## Work order
From the data below, restate every line word for word.

## Available data

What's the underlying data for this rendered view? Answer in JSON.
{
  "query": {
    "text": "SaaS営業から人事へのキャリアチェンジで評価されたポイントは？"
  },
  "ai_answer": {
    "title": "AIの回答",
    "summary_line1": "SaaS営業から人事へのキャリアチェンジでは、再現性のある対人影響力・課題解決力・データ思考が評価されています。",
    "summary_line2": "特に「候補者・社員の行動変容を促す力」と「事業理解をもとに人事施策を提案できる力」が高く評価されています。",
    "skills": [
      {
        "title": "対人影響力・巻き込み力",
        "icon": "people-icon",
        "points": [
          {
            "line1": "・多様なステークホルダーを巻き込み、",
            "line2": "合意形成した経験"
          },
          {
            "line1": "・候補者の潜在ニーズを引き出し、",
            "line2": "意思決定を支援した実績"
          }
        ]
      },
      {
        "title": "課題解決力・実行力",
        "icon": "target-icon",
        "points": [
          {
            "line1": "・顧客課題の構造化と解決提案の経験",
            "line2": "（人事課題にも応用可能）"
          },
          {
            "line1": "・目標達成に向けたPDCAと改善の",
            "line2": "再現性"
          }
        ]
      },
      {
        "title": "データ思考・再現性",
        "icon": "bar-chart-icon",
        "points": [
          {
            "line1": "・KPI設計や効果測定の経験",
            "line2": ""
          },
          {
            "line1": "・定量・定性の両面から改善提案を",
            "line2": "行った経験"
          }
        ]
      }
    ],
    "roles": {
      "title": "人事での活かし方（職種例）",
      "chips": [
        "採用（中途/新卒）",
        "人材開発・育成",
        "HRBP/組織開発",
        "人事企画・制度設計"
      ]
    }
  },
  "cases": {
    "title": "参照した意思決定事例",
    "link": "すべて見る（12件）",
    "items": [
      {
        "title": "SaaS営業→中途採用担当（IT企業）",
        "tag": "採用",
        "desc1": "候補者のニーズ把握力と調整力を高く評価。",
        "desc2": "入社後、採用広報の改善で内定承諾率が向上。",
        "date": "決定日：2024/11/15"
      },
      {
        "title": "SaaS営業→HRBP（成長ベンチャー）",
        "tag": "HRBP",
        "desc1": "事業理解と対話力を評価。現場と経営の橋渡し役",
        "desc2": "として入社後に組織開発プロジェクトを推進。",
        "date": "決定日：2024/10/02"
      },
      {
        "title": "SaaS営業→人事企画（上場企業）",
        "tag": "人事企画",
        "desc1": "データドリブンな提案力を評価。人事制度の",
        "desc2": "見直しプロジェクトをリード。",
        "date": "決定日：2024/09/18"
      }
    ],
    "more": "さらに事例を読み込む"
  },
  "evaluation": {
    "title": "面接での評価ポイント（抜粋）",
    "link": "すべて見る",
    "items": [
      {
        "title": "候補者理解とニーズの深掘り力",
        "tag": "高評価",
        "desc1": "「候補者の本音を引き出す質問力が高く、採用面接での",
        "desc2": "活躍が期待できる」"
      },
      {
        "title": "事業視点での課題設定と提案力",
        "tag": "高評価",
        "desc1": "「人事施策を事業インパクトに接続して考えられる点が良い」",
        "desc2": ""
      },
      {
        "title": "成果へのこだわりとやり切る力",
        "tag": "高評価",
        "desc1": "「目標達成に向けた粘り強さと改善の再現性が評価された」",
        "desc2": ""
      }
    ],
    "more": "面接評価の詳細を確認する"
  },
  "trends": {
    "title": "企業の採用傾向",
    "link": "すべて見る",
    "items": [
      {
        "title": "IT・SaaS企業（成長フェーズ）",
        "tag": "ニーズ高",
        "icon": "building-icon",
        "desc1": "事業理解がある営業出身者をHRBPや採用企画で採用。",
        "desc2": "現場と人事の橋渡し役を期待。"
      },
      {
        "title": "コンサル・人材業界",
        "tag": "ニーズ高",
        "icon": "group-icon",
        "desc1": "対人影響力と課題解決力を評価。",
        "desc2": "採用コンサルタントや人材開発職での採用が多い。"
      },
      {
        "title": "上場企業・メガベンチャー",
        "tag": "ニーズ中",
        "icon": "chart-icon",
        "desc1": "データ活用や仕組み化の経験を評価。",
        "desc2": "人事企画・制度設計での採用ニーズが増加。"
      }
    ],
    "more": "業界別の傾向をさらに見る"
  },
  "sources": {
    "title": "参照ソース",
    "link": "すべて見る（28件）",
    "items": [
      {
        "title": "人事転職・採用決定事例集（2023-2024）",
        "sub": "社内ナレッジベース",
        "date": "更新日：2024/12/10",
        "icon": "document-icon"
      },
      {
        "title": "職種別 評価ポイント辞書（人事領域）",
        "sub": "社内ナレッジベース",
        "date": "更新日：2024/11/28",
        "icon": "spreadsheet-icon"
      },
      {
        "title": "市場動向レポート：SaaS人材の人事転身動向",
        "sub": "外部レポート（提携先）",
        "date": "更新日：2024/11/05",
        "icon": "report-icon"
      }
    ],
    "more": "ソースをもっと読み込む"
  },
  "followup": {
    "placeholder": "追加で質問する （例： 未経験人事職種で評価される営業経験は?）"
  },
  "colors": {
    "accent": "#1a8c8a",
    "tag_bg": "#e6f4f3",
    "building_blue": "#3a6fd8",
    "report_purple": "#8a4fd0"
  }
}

## Answer to this problem
What's the underlying data for this rendered view? Answer in JSON.
{
  "query": {
    "text": "SaaS営業から人事へのキャリアチェンジで評価されたポイントは？"
  },
  "ai_answer": {
    "title": "AIの回答",
    "summary_line1": "SaaS営業から人事へのキャリアチェンジでは、再現性のある対人影響力・課題解決力・データ思考が評価されています。",
    "summary_line2": "特に「候補者・社員の行動変容を促す力」と「事業理解をもとに人事施策を提案できる力」が高く評価されています。",
    "skills": [
      {
        "title": "対人影響力・巻き込み力",
        "icon": "people-icon",
        "points": [
          {
            "line1": "・多様なステークホルダーを巻き込み、",
            "line2": "合意形成した経験"
          },
          {
            "line1": "・候補者の潜在ニーズを引き出し、",
            "line2": "意思決定を支援した実績"
          }
        ]
      },
      {
        "title": "課題解決力・実行力",
        "icon": "target-icon",
        "points": [
          {
            "line1": "・顧客課題の構造化と解決提案の経験",
            "line2": "（人事課題にも応用可能）"
          },
          {
            "line1": "・目標達成に向けたPDCAと改善の",
            "line2": "再現性"
          }
        ]
      },
      {
        "title": "データ思考・再現性",
        "icon": "bar-chart-icon",
        "points": [
          {
            "line1": "・KPI設計や効果測定の経験",
            "line2": ""
          },
          {
            "line1": "・定量・定性の両面から改善提案を",
            "line2": "行った経験"
          }
        ]
      }
    ],
    "roles": {
      "title": "人事での活かし方（職種例）",
      "chips": [
        "採用（中途/新卒）",
        "人材開発・育成",
        "HRBP/組織開発",
        "人事企画・制度設計"
      ]
    }
  },
  "cases": {
    "title": "参照した意思決定事例",
    "link": "すべて見る（12件）",
    "items": [
      {
        "title": "SaaS営業→中途採用担当（IT企業）",
        "tag": "採用",
        "desc1": "候補者のニーズ把握力と調整力を高く評価。",
        "desc2": "入社後、採用広報の改善で内定承諾率が向上。",
        "date": "決定日：2024/11/15"
      },
      {
        "title": "SaaS営業→HRBP（成長ベンチャー）",
        "tag": "HRBP",
        "desc1": "事業理解と対話力を評価。現場と経営の橋渡し役",
        "desc2": "として入社後に組織開発プロジェクトを推進。",
        "date": "決定日：2024/10/02"
      },
      {
        "title": "SaaS営業→人事企画（上場企業）",
        "tag": "人事企画",
        "desc1": "データドリブンな提案力を評価。人事制度の",
        "desc2": "見直しプロジェクトをリード。",
        "date": "決定日：2024/09/18"
      }
    ],
    "more": "さらに事例を読み込む"
  },
  "evaluation": {
    "title": "面接での評価ポイント（抜粋）",
    "link": "すべて見る",
    "items": [
      {
        "title": "候補者理解とニーズの深掘り力",
        "tag": "高評価",
        "desc1": "「候補者の本音を引き出す質問力が高く、採用面接での",
        "desc2": "活躍が期待できる」"
      },
      {
        "title": "事業視点での課題設定と提案力",
        "tag": "高評価",
        "desc1": "「人事施策を事業インパクトに接続して考えられる点が良い」",
        "desc2": ""
      },
      {
        "title": "成果へのこだわりとやり切る力",
        "tag": "高評価",
        "desc1": "「目標達成に向けた粘り強さと改善の再現性が評価された」",
        "desc2": ""
      }
    ],
    "more": "面接評価の詳細を確認する"
  },
  "trends": {
    "title": "企業の採用傾向",
    "link": "すべて見る",
    "items": [
      {
        "title": "IT・SaaS企業（成長フェーズ）",
        "tag": "ニーズ高",
        "icon": "building-icon",
        "desc1": "事業理解がある営業出身者をHRBPや採用企画で採用。",
        "desc2": "現場と人事の橋渡し役を期待。"
      },
      {
        "title": "コンサル・人材業界",
        "tag": "ニーズ高",
        "icon": "group-icon",
        "desc1": "対人影響力と課題解決力を評価。",
        "desc2": "採用コンサルタントや人材開発職での採用が多い。"
      },
      {
        "title": "上場企業・メガベンチャー",
        "tag": "ニーズ中",
        "icon": "chart-icon",
        "desc1": "データ活用や仕組み化の経験を評価。",
        "desc2": "人事企画・制度設計での採用ニーズが増加。"
      }
    ],
    "more": "業界別の傾向をさらに見る"
  },
  "sources": {
    "title": "参照ソース",
    "link": "すべて見る（28件）",
    "items": [
      {
        "title": "人事転職・採用決定事例集（2023-2024）",
        "sub": "社内ナレッジベース",
        "date": "更新日：2024/12/10",
        "icon": "document-icon"
      },
      {
        "title": "職種別 評価ポイント辞書（人事領域）",
        "sub": "社内ナレッジベース",
        "date": "更新日：2024/11/28",
        "icon": "spreadsheet-icon"
      },
      {
        "title": "市場動向レポート：SaaS人材の人事転身動向",
        "sub": "外部レポート（提携先）",
        "date": "更新日：2024/11/05",
        "icon": "report-icon"
      }
    ],
    "more": "ソースをもっと読み込む"
  },
  "followup": {
    "placeholder": "追加で質問する （例： 未経験人事職種で評価される営業経験は?）"
  },
  "colors": {
    "accent": "#1a8c8a",
    "tag_bg": "#e6f4f3",
    "building_blue": "#3a6fd8",
    "report_purple": "#8a4fd0"
  }
}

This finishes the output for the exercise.